(Source data)
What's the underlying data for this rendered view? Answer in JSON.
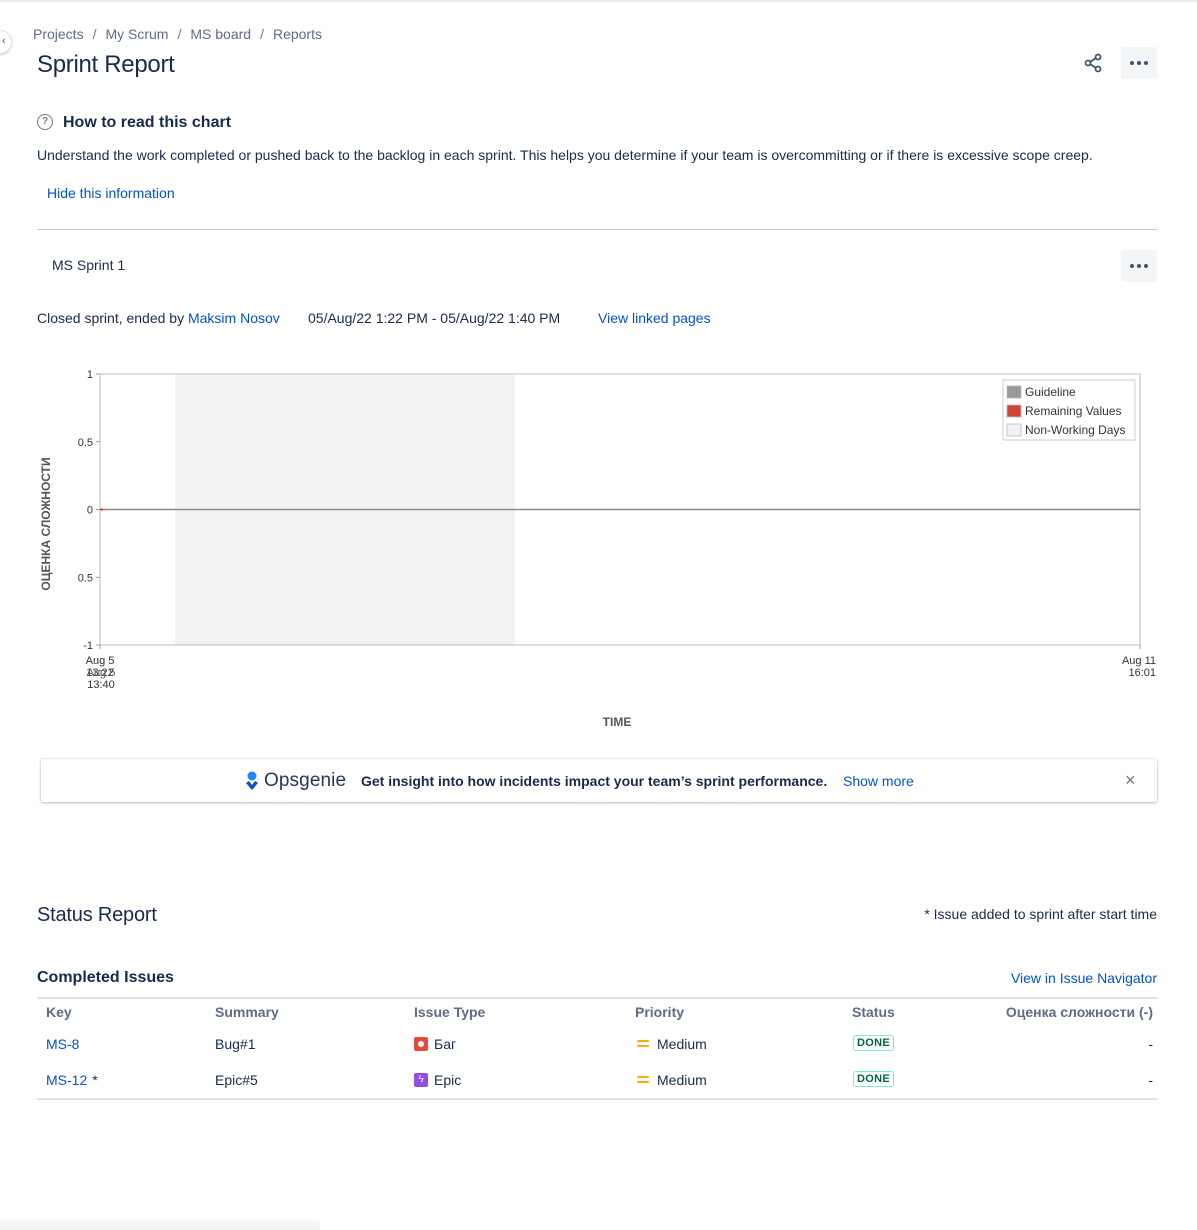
{
  "breadcrumb": [
    "Projects",
    "My Scrum",
    "MS board",
    "Reports"
  ],
  "page_title": "Sprint Report",
  "help": {
    "title": "How to read this chart",
    "text": "Understand the work completed or pushed back to the backlog in each sprint. This helps you determine if your team is overcommitting or if there is excessive scope creep.",
    "hide_link": "Hide this information"
  },
  "sprint": {
    "name": "MS Sprint 1",
    "closed_prefix": "Closed sprint, ended by",
    "ended_by": "Maksim Nosov",
    "dates": "05/Aug/22 1:22 PM - 05/Aug/22 1:40 PM",
    "view_linked": "View linked pages"
  },
  "chart_data": {
    "type": "line",
    "ylabel": "ОЦЕНКА СЛОЖНОСТИ",
    "xlabel": "TIME",
    "ylim": [
      -1,
      1
    ],
    "y_ticks": [
      "1",
      "0.5",
      "0",
      "0.5",
      "-1"
    ],
    "x_ticks": [
      {
        "line1": "Aug 5",
        "line2": "13:22"
      },
      {
        "line1": "Aug 5",
        "line2": "13:40"
      },
      {
        "line1": "Aug 11",
        "line2": "16:01"
      }
    ],
    "legend": [
      "Guideline",
      "Remaining Values",
      "Non-Working Days"
    ],
    "legend_position": "top-right",
    "colors": {
      "guideline": "#999999",
      "remaining": "#d04437",
      "non_working": "#f2f2f2"
    },
    "series": [
      {
        "name": "Guideline",
        "values": [
          0,
          0
        ]
      },
      {
        "name": "Remaining Values",
        "values": [
          0,
          0
        ]
      }
    ]
  },
  "opsgenie": {
    "logo": "Opsgenie",
    "message": "Get insight into how incidents impact your team’s sprint performance.",
    "show_more": "Show more",
    "close": "×"
  },
  "status_report": {
    "title": "Status Report",
    "note": "* Issue added to sprint after start time",
    "completed_title": "Completed Issues",
    "view_navigator": "View in Issue Navigator",
    "columns": [
      "Key",
      "Summary",
      "Issue Type",
      "Priority",
      "Status",
      "Оценка сложности (-)"
    ],
    "rows": [
      {
        "key": "MS-8",
        "added": "",
        "summary": "Bug#1",
        "type": "Баг",
        "type_icon": "bug-icon",
        "priority": "Medium",
        "status": "DONE",
        "estimate": "-"
      },
      {
        "key": "MS-12",
        "added": "*",
        "summary": "Epic#5",
        "type": "Epic",
        "type_icon": "epic-icon",
        "priority": "Medium",
        "status": "DONE",
        "estimate": "-"
      }
    ]
  }
}
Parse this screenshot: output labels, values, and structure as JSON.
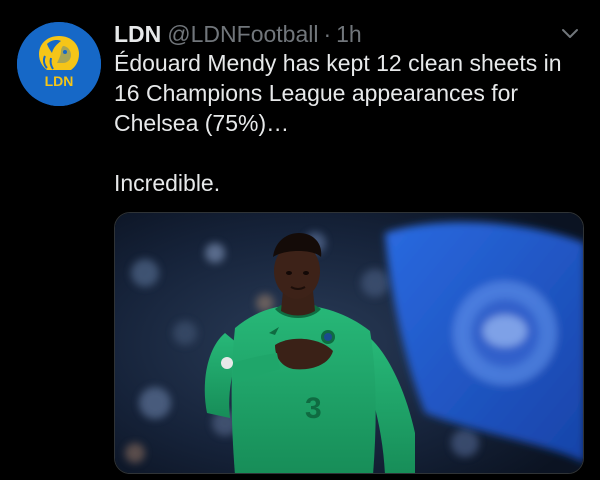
{
  "tweet": {
    "display_name": "LDN",
    "handle": "@LDNFootball",
    "separator": "·",
    "time": "1h",
    "text_lines": [
      "Édouard Mendy has kept 12 clean sheets in 16 Champions League appearances for Chelsea (75%)…",
      "Incredible."
    ],
    "avatar": {
      "logo_text": "LDN",
      "icon": "lion-head-icon",
      "background": "#1668c7",
      "logo_color": "#f5c518"
    },
    "menu_icon": "chevron-down-icon",
    "media": {
      "description_icon": "photo-image",
      "shirt_color": "#1fa66a",
      "flag_color": "#1e56c9"
    }
  },
  "colors": {
    "background": "#000000",
    "text_primary": "#e7e9ea",
    "text_secondary": "#71767b"
  }
}
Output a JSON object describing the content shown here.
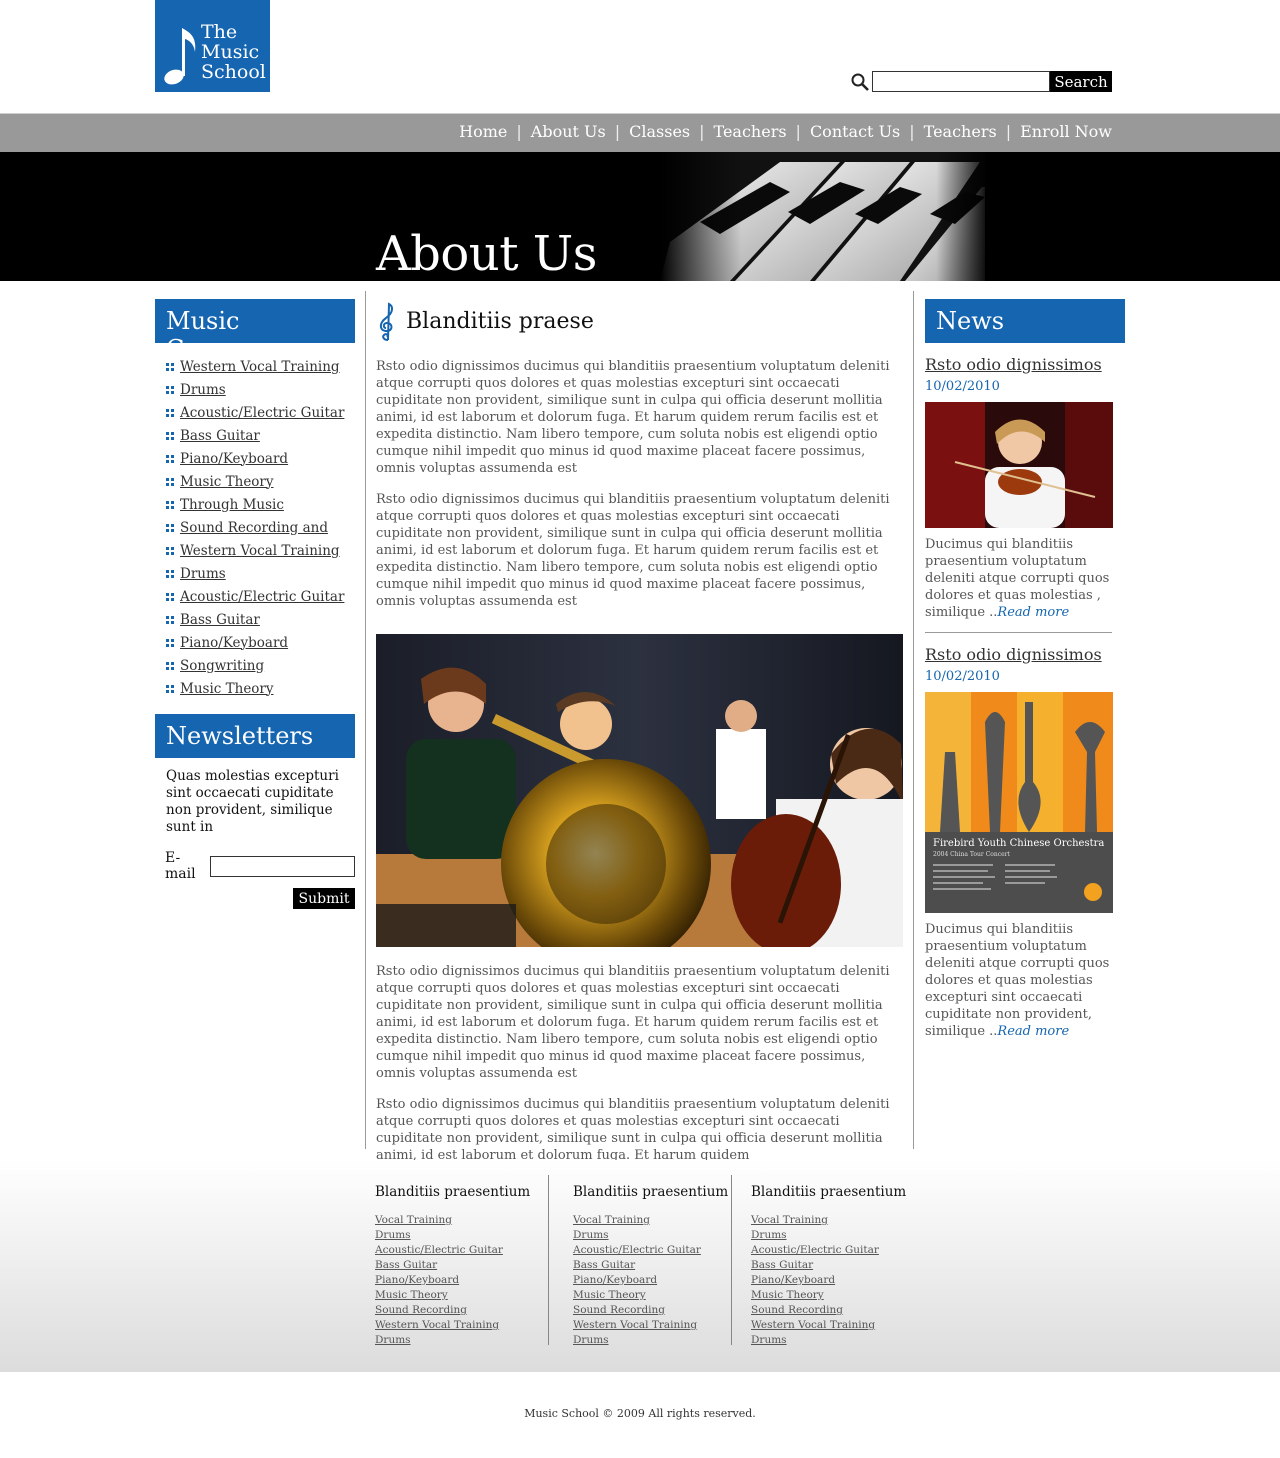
{
  "brand": {
    "line1": "The",
    "line2": "Music",
    "line3": "School",
    "color": "#1565b0"
  },
  "search": {
    "button": "Search",
    "placeholder": ""
  },
  "nav": [
    "Home",
    "About Us",
    "Classes",
    "Teachers",
    "Contact Us",
    "Teachers",
    "Enroll Now"
  ],
  "banner": {
    "title": "About Us"
  },
  "left": {
    "courses_title": "Music Courses",
    "courses": [
      "Western Vocal Training",
      "Drums",
      "Acoustic/Electric Guitar",
      "Bass Guitar",
      "Piano/Keyboard",
      "Music Theory",
      "Through Music",
      "Sound Recording and",
      "Western Vocal Training",
      "Drums",
      "Acoustic/Electric Guitar",
      "Bass Guitar",
      "Piano/Keyboard",
      "Songwriting",
      "Music Theory"
    ],
    "newsletter_title": "Newsletters",
    "newsletter_text": "Quas molestias excepturi sint occaecati cupiditate non provident, similique sunt in",
    "email_label": "E-mail",
    "submit": "Submit"
  },
  "center": {
    "heading": "Blanditiis praese",
    "p1": "Rsto odio dignissimos ducimus qui blanditiis praesentium voluptatum deleniti atque corrupti quos dolores et quas molestias excepturi sint occaecati cupiditate non provident, similique sunt in culpa qui officia deserunt mollitia animi, id est laborum et dolorum fuga. Et harum quidem rerum facilis est et expedita distinctio. Nam libero tempore, cum soluta nobis est eligendi optio cumque nihil impedit quo minus id quod maxime placeat facere possimus, omnis voluptas assumenda est",
    "p2": "Rsto odio dignissimos ducimus qui blanditiis praesentium voluptatum deleniti atque corrupti quos dolores et quas molestias excepturi sint occaecati cupiditate non provident, similique sunt in culpa qui officia deserunt mollitia animi, id est laborum et dolorum fuga. Et harum quidem rerum facilis est et expedita distinctio. Nam libero tempore, cum soluta nobis est eligendi optio cumque nihil impedit quo minus id quod maxime placeat facere possimus, omnis voluptas assumenda est",
    "p3": "Rsto odio dignissimos ducimus qui blanditiis praesentium voluptatum deleniti atque corrupti quos dolores et quas molestias excepturi sint occaecati cupiditate non provident, similique sunt in culpa qui officia deserunt mollitia animi, id est laborum et dolorum fuga. Et harum quidem rerum facilis est et expedita distinctio. Nam libero tempore, cum soluta nobis est eligendi optio cumque nihil impedit quo minus id quod maxime placeat facere possimus, omnis voluptas assumenda est",
    "p4": "Rsto odio dignissimos ducimus qui blanditiis praesentium voluptatum deleniti atque corrupti quos dolores et quas molestias excepturi sint occaecati cupiditate non provident, similique sunt in culpa qui officia deserunt mollitia animi, id est laborum et dolorum fuga. Et harum quidem"
  },
  "news": {
    "title": "News",
    "items": [
      {
        "title": "Rsto odio dignissimos",
        "date": "10/02/2010",
        "text": "Ducimus qui blanditiis praesentium voluptatum deleniti atque corrupti quos dolores et quas molestias , similique ..",
        "more": "Read more"
      },
      {
        "title": "Rsto odio dignissimos",
        "date": "10/02/2010",
        "text": "Ducimus qui blanditiis praesentium voluptatum deleniti atque corrupti quos dolores et quas molestias excepturi sint occaecati cupiditate non provident, similique ..",
        "more": "Read more",
        "poster_title": "Firebird Youth Chinese Orchestra",
        "poster_sub": "2004 China Tour Concert"
      }
    ]
  },
  "footer": {
    "columns": [
      {
        "title": "Blanditiis praesentium",
        "links": [
          "Vocal Training",
          "Drums",
          "Acoustic/Electric Guitar",
          "Bass Guitar",
          "Piano/Keyboard",
          "Music Theory",
          "Sound Recording",
          "Western Vocal Training",
          "Drums"
        ]
      },
      {
        "title": "Blanditiis praesentium",
        "links": [
          "Vocal Training",
          "Drums",
          "Acoustic/Electric Guitar",
          "Bass Guitar",
          "Piano/Keyboard",
          "Music Theory",
          "Sound Recording",
          "Western Vocal Training",
          "Drums"
        ]
      },
      {
        "title": "Blanditiis praesentium",
        "links": [
          "Vocal Training",
          "Drums",
          "Acoustic/Electric Guitar",
          "Bass Guitar",
          "Piano/Keyboard",
          "Music Theory",
          "Sound Recording",
          "Western Vocal Training",
          "Drums"
        ]
      }
    ],
    "copyright": "Music School © 2009 All rights reserved."
  }
}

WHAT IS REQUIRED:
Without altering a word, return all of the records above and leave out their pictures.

SOLUTION TO THIS EXERCISE:
What's the underlying data for this rendered view? Answer in JSON.
{
  "breadcrumb": [
    "Projects",
    "My Scrum",
    "MS board",
    "Reports"
  ],
  "page_title": "Sprint Report",
  "help": {
    "title": "How to read this chart",
    "text": "Understand the work completed or pushed back to the backlog in each sprint. This helps you determine if your team is overcommitting or if there is excessive scope creep.",
    "hide_link": "Hide this information"
  },
  "sprint": {
    "name": "MS Sprint 1",
    "closed_prefix": "Closed sprint, ended by",
    "ended_by": "Maksim Nosov",
    "dates": "05/Aug/22 1:22 PM - 05/Aug/22 1:40 PM",
    "view_linked": "View linked pages"
  },
  "chart_data": {
    "type": "line",
    "ylabel": "ОЦЕНКА СЛОЖНОСТИ",
    "xlabel": "TIME",
    "ylim": [
      -1,
      1
    ],
    "y_ticks": [
      "1",
      "0.5",
      "0",
      "0.5",
      "-1"
    ],
    "x_ticks": [
      {
        "line1": "Aug 5",
        "line2": "13:22"
      },
      {
        "line1": "Aug 5",
        "line2": "13:40"
      },
      {
        "line1": "Aug 11",
        "line2": "16:01"
      }
    ],
    "legend": [
      "Guideline",
      "Remaining Values",
      "Non-Working Days"
    ],
    "legend_position": "top-right",
    "colors": {
      "guideline": "#999999",
      "remaining": "#d04437",
      "non_working": "#f2f2f2"
    },
    "series": [
      {
        "name": "Guideline",
        "values": [
          0,
          0
        ]
      },
      {
        "name": "Remaining Values",
        "values": [
          0,
          0
        ]
      }
    ]
  },
  "opsgenie": {
    "logo": "Opsgenie",
    "message": "Get insight into how incidents impact your team’s sprint performance.",
    "show_more": "Show more",
    "close": "×"
  },
  "status_report": {
    "title": "Status Report",
    "note": "* Issue added to sprint after start time",
    "completed_title": "Completed Issues",
    "view_navigator": "View in Issue Navigator",
    "columns": [
      "Key",
      "Summary",
      "Issue Type",
      "Priority",
      "Status",
      "Оценка сложности (-)"
    ],
    "rows": [
      {
        "key": "MS-8",
        "added": "",
        "summary": "Bug#1",
        "type": "Баг",
        "type_icon": "bug-icon",
        "priority": "Medium",
        "status": "DONE",
        "estimate": "-"
      },
      {
        "key": "MS-12",
        "added": "*",
        "summary": "Epic#5",
        "type": "Epic",
        "type_icon": "epic-icon",
        "priority": "Medium",
        "status": "DONE",
        "estimate": "-"
      }
    ]
  }
}
Parse this screenshot: output labels, values, and structure as JSON.
{
  "tweet": {
    "display_name": "LDN",
    "handle": "@LDNFootball",
    "separator": "·",
    "time": "1h",
    "text_lines": [
      "Édouard Mendy has kept 12 clean sheets in 16 Champions League appearances for Chelsea (75%)…",
      "Incredible."
    ],
    "avatar": {
      "logo_text": "LDN",
      "icon": "lion-head-icon",
      "background": "#1668c7",
      "logo_color": "#f5c518"
    },
    "menu_icon": "chevron-down-icon",
    "media": {
      "description_icon": "photo-image",
      "shirt_color": "#1fa66a",
      "flag_color": "#1e56c9"
    }
  },
  "colors": {
    "background": "#000000",
    "text_primary": "#e7e9ea",
    "text_secondary": "#71767b"
  }
}
Output a JSON object describing the content shown here.
{
  "brand": {
    "line1": "The",
    "line2": "Music",
    "line3": "School",
    "color": "#1565b0"
  },
  "search": {
    "button": "Search",
    "placeholder": ""
  },
  "nav": [
    "Home",
    "About Us",
    "Classes",
    "Teachers",
    "Contact Us",
    "Teachers",
    "Enroll Now"
  ],
  "banner": {
    "title": "About Us"
  },
  "left": {
    "courses_title": "Music Courses",
    "courses": [
      "Western Vocal Training",
      "Drums",
      "Acoustic/Electric Guitar",
      "Bass Guitar",
      "Piano/Keyboard",
      "Music Theory",
      "Through Music",
      "Sound Recording and",
      "Western Vocal Training",
      "Drums",
      "Acoustic/Electric Guitar",
      "Bass Guitar",
      "Piano/Keyboard",
      "Songwriting",
      "Music Theory"
    ],
    "newsletter_title": "Newsletters",
    "newsletter_text": "Quas molestias excepturi sint occaecati cupiditate non provident, similique sunt in",
    "email_label": "E-mail",
    "submit": "Submit"
  },
  "center": {
    "heading": "Blanditiis praese",
    "p1": "Rsto odio dignissimos ducimus qui blanditiis praesentium voluptatum deleniti atque corrupti quos dolores et quas molestias excepturi sint occaecati cupiditate non provident, similique sunt in culpa qui officia deserunt mollitia animi, id est laborum et dolorum fuga. Et harum quidem rerum facilis est et expedita distinctio. Nam libero tempore, cum soluta nobis est eligendi optio cumque nihil impedit quo minus id quod maxime placeat facere possimus, omnis voluptas assumenda est",
    "p2": "Rsto odio dignissimos ducimus qui blanditiis praesentium voluptatum deleniti atque corrupti quos dolores et quas molestias excepturi sint occaecati cupiditate non provident, similique sunt in culpa qui officia deserunt mollitia animi, id est laborum et dolorum fuga. Et harum quidem rerum facilis est et expedita distinctio. Nam libero tempore, cum soluta nobis est eligendi optio cumque nihil impedit quo minus id quod maxime placeat facere possimus, omnis voluptas assumenda est",
    "p3": "Rsto odio dignissimos ducimus qui blanditiis praesentium voluptatum deleniti atque corrupti quos dolores et quas molestias excepturi sint occaecati cupiditate non provident, similique sunt in culpa qui officia deserunt mollitia animi, id est laborum et dolorum fuga. Et harum quidem rerum facilis est et expedita distinctio. Nam libero tempore, cum soluta nobis est eligendi optio cumque nihil impedit quo minus id quod maxime placeat facere possimus, omnis voluptas assumenda est",
    "p4": "Rsto odio dignissimos ducimus qui blanditiis praesentium voluptatum deleniti atque corrupti quos dolores et quas molestias excepturi sint occaecati cupiditate non provident, similique sunt in culpa qui officia deserunt mollitia animi, id est laborum et dolorum fuga. Et harum quidem"
  },
  "news": {
    "title": "News",
    "items": [
      {
        "title": "Rsto odio dignissimos",
        "date": "10/02/2010",
        "text": "Ducimus qui blanditiis praesentium voluptatum deleniti atque corrupti quos dolores et quas molestias , similique ..",
        "more": "Read more"
      },
      {
        "title": "Rsto odio dignissimos",
        "date": "10/02/2010",
        "text": "Ducimus qui blanditiis praesentium voluptatum deleniti atque corrupti quos dolores et quas molestias excepturi sint occaecati cupiditate non provident, similique ..",
        "more": "Read more",
        "poster_title": "Firebird Youth Chinese Orchestra",
        "poster_sub": "2004 China Tour Concert"
      }
    ]
  },
  "footer": {
    "columns": [
      {
        "title": "Blanditiis praesentium",
        "links": [
          "Vocal Training",
          "Drums",
          "Acoustic/Electric Guitar",
          "Bass Guitar",
          "Piano/Keyboard",
          "Music Theory",
          "Sound Recording",
          "Western Vocal Training",
          "Drums"
        ]
      },
      {
        "title": "Blanditiis praesentium",
        "links": [
          "Vocal Training",
          "Drums",
          "Acoustic/Electric Guitar",
          "Bass Guitar",
          "Piano/Keyboard",
          "Music Theory",
          "Sound Recording",
          "Western Vocal Training",
          "Drums"
        ]
      },
      {
        "title": "Blanditiis praesentium",
        "links": [
          "Vocal Training",
          "Drums",
          "Acoustic/Electric Guitar",
          "Bass Guitar",
          "Piano/Keyboard",
          "Music Theory",
          "Sound Recording",
          "Western Vocal Training",
          "Drums"
        ]
      }
    ],
    "copyright": "Music School © 2009 All rights reserved."
  }
}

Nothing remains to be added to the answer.